The circuits are split over the interplay between this statute and FRCP 68(d). The Seventh and Ninth circuits have held that a losing defendant may not collect attorney’s fees even if an Offer of Judgment was more than the award granted by the court because the defendant was not the “prevailing party” under the Copyright Act. The Eleventh circuit, however, has held the opposite, allowing a non-prevailing defendant/offeror to recoup his attorney’s fees.
The Second Circuit has not addressed this issue, and even the district courts within the circuit are split. The court in Seidman agreed with the Seventh and Ninth circuits and held that in the event Seidman prevails at trial, regardless of the amount of the award, ABG would not be permitted to collect attorney’s fees because it is not the prevailing party. Therefore, the court denied the motion and did not require Seidman to post bond.

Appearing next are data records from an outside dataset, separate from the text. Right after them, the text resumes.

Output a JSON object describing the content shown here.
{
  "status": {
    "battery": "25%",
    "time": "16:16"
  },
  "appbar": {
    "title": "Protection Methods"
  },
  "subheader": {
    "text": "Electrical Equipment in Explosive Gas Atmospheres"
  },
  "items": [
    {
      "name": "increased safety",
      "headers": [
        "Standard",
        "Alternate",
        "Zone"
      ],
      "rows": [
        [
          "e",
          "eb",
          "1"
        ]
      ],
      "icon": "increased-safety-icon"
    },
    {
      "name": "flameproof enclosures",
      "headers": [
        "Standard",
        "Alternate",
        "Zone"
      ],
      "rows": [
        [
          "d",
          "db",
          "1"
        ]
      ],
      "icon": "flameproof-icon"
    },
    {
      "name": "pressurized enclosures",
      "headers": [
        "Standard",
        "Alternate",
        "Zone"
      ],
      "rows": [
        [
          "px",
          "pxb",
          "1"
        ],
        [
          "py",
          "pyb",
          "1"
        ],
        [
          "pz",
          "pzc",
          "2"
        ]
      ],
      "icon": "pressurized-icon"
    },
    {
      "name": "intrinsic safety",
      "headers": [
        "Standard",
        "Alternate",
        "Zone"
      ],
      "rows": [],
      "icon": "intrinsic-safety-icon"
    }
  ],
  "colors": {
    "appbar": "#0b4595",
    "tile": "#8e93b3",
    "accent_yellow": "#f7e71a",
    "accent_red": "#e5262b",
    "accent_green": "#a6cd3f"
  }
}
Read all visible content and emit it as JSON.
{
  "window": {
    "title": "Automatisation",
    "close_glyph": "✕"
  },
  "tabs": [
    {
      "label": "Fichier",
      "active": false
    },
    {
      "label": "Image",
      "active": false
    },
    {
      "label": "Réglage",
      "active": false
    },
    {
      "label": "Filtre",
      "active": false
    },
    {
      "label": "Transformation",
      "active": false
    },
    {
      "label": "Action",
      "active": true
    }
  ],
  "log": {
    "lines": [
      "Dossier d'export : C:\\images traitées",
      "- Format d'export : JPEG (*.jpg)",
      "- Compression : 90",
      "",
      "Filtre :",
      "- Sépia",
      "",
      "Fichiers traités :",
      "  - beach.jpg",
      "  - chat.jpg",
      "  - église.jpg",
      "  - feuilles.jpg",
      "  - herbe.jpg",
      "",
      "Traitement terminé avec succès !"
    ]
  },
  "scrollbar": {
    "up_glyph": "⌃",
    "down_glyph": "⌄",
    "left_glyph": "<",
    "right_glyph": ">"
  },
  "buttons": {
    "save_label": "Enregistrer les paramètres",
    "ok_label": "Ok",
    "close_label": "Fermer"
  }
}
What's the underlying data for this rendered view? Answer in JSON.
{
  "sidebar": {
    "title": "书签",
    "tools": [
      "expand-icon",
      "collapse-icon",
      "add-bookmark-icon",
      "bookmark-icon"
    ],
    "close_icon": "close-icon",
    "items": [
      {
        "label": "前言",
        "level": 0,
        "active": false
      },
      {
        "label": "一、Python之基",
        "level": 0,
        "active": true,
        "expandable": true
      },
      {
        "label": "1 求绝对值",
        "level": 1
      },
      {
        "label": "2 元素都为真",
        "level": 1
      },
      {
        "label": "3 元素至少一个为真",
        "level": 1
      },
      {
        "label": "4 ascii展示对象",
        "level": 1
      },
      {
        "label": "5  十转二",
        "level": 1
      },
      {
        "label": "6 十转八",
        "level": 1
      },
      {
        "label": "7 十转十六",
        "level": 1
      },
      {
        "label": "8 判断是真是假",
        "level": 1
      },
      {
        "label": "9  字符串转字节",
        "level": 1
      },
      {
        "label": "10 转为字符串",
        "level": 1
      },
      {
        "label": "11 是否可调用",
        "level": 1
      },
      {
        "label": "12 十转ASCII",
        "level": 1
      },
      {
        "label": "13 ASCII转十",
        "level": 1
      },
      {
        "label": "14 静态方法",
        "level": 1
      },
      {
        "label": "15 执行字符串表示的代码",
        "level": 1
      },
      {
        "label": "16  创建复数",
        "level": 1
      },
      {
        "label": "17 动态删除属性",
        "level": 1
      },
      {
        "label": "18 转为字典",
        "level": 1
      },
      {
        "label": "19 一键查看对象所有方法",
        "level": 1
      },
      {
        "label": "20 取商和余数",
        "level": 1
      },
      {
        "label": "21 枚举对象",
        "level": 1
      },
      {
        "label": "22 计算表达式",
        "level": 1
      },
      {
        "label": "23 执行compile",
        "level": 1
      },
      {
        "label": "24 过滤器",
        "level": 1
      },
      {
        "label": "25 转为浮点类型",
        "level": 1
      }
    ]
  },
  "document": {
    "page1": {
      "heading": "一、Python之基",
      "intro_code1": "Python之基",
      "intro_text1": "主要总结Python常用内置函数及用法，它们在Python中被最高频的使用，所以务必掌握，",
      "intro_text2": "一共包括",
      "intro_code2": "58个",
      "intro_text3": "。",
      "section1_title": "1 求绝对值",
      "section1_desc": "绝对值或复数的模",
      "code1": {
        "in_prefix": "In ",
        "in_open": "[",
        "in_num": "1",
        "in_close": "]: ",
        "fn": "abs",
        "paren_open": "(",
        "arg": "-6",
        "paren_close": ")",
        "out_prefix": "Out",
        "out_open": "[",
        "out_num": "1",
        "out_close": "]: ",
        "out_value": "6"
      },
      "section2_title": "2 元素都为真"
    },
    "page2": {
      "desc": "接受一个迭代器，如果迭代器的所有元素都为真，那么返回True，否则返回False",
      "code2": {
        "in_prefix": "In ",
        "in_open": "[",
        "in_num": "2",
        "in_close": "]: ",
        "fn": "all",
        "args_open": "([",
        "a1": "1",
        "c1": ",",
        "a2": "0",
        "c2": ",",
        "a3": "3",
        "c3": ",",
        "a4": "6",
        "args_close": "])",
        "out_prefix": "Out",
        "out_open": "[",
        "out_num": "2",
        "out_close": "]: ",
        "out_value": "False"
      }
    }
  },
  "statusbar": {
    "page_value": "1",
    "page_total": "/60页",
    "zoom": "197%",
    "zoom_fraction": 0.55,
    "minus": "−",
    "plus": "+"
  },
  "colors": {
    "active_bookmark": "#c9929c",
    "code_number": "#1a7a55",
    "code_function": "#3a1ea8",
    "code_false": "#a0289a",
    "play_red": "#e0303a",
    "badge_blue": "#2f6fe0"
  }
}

The Statutory Scheme
The court went on to discuss the various incentives for settlement and deterrents inherent in the seemingly conflicting statutes. The fee-shifting provision of the Copyright Act, limiting the collection of attorney’s fees to prevailing parties, whether plaintiff or defendant, incentivizes either party to prosecute or defend a meritorious claim. However, an award of fees is not guaranteed, but is at the discretion of the court, so a party only should pursue a claim if it expects a sizeable award from the claim itself, at least enough to cover fees. At the same time, if a party has a weak claim, the party should be aware that if it loses, it may be responsible for paying its opponent’s attorney’s fees, and even if it prevails, it may not recover its own attorney’s fees. The court explained that its interpretation of FRCP 68 did not disturb this balance: it provides only that a plaintiff with a meritorious claim, whether strong or weak, will not be responsible for paying the defendant’s fees, despite Rule 68.
The court ended with a lesson on how the statutory scheme is designed to prevent plaintiffs from pursuing meritorious but marginal claims. It is not by the potential for having to pay defendant’s attorney’s fees even if the plaintiff wins, as ABG would have it. Instead the balance is maintained due to the “little, if anything, in statutory damages” that the plaintiff in a marginal case may recover, such that the plaintiff “may well not receive an award to cover attorney’s fees.”
Until the Supreme Court resolves the circuit split described above, which is not limited to copyright infringement actions but applies to many statutory schemes, some courts still will award attorney’s fees to a losing defendant by applying Rule 68. In these courts, Rule 68 may help to encourage settlement upon an Offer of Judgment. In contrast, in those courts where only a prevailing party can recover attorney’s fees, Rule 68’s influence over a plaintiff’s decision to settle is weaker.